WH Chief of Staff Ron Klain Leaked News of Breyer's Retirement White House Chief of Staff Ron Klain. (Win McNamee/Getty Images)
By Peter Malbin | Tuesday, 01 February 2022 02:14 PM
White House chief of staff Ron Klain told a "limited number" of people that Supreme Court Justice Stephen Breyer was retiring, shortly before the news was actually leaked publicly, Sen. Dick Durban, D-Ill., disclosed on Monday.
Durbin, the Senate Judiciary chair, told reporters that he got a "surprise" call from Klain last Wednesday morning telling him that Breyer was retiring but asking him to keep it private, The Daily Mail reported.
"That’s what confidential on Capitol Hill leads to, I guess," Durbin said.
"Never tell anything to Biden or Ron Klain," quipped Washington Examiner columnist Tim Carney.
Before this happened, New York Times columnist Bret Stephens had called on Klain to resign as Biden's chief of staff. He said he should be replaced by someone like Tom Daschle, former Senate majority leader.
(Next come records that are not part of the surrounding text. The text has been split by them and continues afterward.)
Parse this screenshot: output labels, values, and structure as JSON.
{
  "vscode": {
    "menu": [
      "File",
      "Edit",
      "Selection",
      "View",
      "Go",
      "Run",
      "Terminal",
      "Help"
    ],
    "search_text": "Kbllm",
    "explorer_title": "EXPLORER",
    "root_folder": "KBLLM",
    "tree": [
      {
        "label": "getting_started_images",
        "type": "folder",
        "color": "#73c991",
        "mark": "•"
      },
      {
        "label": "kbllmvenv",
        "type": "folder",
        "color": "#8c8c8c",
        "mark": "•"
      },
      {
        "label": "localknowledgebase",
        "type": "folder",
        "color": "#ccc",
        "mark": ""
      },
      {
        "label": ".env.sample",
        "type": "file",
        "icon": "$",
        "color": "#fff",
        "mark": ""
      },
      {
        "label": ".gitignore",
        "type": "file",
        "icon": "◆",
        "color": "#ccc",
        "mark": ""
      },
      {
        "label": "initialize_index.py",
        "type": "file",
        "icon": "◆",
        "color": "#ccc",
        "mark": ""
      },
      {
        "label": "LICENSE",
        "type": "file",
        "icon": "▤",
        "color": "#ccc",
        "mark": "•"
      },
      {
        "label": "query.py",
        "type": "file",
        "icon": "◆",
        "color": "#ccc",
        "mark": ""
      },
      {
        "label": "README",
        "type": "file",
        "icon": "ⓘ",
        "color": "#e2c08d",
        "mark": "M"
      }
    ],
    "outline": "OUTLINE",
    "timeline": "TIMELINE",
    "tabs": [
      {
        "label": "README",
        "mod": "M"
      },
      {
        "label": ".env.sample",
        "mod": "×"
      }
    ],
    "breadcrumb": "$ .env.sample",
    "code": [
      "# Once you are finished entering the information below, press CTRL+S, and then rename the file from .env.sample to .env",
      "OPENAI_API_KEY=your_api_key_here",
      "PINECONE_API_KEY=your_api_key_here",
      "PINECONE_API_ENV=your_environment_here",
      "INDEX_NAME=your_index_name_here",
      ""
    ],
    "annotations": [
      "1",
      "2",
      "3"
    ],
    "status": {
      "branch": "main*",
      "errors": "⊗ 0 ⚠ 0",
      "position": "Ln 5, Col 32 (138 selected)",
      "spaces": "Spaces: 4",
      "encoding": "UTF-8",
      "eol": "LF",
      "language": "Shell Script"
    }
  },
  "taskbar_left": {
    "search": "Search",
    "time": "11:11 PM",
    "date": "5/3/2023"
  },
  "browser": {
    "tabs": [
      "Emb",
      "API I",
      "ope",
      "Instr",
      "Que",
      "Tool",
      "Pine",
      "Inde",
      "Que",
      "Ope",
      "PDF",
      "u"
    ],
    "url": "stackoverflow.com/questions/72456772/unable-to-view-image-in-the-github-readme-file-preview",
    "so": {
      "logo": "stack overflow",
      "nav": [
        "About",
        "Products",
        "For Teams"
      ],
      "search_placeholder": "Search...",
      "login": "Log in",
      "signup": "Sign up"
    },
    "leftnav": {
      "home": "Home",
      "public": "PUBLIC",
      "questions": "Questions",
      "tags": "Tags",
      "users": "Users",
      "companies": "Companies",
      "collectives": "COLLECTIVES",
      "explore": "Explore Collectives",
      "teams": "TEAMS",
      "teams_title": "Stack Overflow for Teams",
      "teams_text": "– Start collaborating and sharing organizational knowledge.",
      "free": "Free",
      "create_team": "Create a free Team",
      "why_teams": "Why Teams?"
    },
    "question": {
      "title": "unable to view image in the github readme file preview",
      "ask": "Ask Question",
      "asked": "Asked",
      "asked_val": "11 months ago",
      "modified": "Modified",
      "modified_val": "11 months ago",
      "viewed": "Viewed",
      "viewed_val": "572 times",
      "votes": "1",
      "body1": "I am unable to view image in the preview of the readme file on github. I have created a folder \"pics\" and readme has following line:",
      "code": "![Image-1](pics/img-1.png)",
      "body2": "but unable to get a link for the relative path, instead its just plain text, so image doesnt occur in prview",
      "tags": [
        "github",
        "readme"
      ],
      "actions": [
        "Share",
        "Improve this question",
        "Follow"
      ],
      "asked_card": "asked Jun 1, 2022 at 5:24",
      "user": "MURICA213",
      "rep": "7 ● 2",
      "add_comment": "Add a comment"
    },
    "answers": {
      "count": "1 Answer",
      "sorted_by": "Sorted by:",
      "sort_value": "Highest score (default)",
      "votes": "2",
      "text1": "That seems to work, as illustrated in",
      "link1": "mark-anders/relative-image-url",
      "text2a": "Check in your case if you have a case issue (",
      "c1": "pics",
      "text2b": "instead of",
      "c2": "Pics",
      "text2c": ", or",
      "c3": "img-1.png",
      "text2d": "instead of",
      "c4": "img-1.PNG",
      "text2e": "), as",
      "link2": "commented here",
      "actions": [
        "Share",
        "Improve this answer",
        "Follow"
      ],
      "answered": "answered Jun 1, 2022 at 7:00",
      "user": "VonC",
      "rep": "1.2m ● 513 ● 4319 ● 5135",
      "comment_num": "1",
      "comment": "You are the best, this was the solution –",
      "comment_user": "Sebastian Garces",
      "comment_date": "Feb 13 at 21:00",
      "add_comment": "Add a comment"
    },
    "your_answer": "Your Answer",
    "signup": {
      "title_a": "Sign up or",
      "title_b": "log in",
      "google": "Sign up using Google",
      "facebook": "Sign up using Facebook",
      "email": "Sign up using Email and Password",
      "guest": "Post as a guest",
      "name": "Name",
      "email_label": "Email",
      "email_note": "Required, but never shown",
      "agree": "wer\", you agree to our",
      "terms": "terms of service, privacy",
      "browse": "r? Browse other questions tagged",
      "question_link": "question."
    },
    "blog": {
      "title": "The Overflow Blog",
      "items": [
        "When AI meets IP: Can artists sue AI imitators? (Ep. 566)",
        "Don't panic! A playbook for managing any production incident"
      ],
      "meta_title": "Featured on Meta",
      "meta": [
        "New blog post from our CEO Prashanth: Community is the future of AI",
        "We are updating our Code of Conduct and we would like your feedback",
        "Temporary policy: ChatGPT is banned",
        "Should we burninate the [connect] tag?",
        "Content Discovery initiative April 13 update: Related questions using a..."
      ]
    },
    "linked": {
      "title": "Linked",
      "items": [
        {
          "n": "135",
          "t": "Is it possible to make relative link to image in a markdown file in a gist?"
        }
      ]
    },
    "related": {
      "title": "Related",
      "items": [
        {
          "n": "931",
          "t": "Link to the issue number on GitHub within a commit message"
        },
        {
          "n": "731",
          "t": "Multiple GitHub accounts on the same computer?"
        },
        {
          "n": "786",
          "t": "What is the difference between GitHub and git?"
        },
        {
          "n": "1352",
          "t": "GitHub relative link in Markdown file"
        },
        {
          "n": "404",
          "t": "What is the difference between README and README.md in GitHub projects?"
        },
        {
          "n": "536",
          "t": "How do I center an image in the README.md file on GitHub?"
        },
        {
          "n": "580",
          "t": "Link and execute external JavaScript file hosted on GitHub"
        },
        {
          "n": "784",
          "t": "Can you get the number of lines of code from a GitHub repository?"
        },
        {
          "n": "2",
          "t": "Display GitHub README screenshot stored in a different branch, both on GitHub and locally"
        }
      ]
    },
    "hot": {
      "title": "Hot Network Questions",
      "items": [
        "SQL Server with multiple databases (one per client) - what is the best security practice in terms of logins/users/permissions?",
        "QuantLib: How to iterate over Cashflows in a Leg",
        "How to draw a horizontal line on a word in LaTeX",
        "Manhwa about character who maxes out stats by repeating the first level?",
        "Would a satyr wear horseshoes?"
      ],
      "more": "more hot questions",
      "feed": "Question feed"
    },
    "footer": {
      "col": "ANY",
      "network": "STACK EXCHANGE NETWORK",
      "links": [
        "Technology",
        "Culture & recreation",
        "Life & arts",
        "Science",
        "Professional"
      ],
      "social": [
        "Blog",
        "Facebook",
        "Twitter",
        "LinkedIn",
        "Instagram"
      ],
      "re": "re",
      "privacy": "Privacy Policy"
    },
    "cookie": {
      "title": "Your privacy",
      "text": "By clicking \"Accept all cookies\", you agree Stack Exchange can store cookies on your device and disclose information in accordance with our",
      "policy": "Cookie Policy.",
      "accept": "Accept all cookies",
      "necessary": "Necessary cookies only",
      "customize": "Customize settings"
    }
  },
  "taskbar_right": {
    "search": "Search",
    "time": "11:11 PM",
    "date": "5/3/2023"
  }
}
NBC News was among the first to break the story of Breyer's retiring on Wednesday last week, citing "people familiar" with the justice's thinking in its reporting.
But Breyer was months away from announcing the news himself, according to the Washington Examiner.
Breyer informed Biden of his decision to retire in a Jan. 27 letter. He will serve until the summer.
At 83, Breyer is the court's oldest member. Liberal activists have urged him to retire while Democrats hold both the White House and the Senate, which could change after the midterm elections in November, NBC reported.
Biden said he would appoint the first black female Supreme Court justice, with some Republicans accusing him of playing politics with his presidential duty of selecting judicial nominees.
Some of his top candidates reportedly include: D.C. Circuit Court Judge Ketanji Brown Jackson; District Judge J. Michelle Childs, a federal official in South Carolina; and Judge Leondra Kruger, an associate justice on California's Supreme Court.
Biden is scheduled to meet Durbin and Chuck Grassley, R-Iowa, who both sit on the Senate Judiciary Committee, which oversees the Supreme Court confirmation process.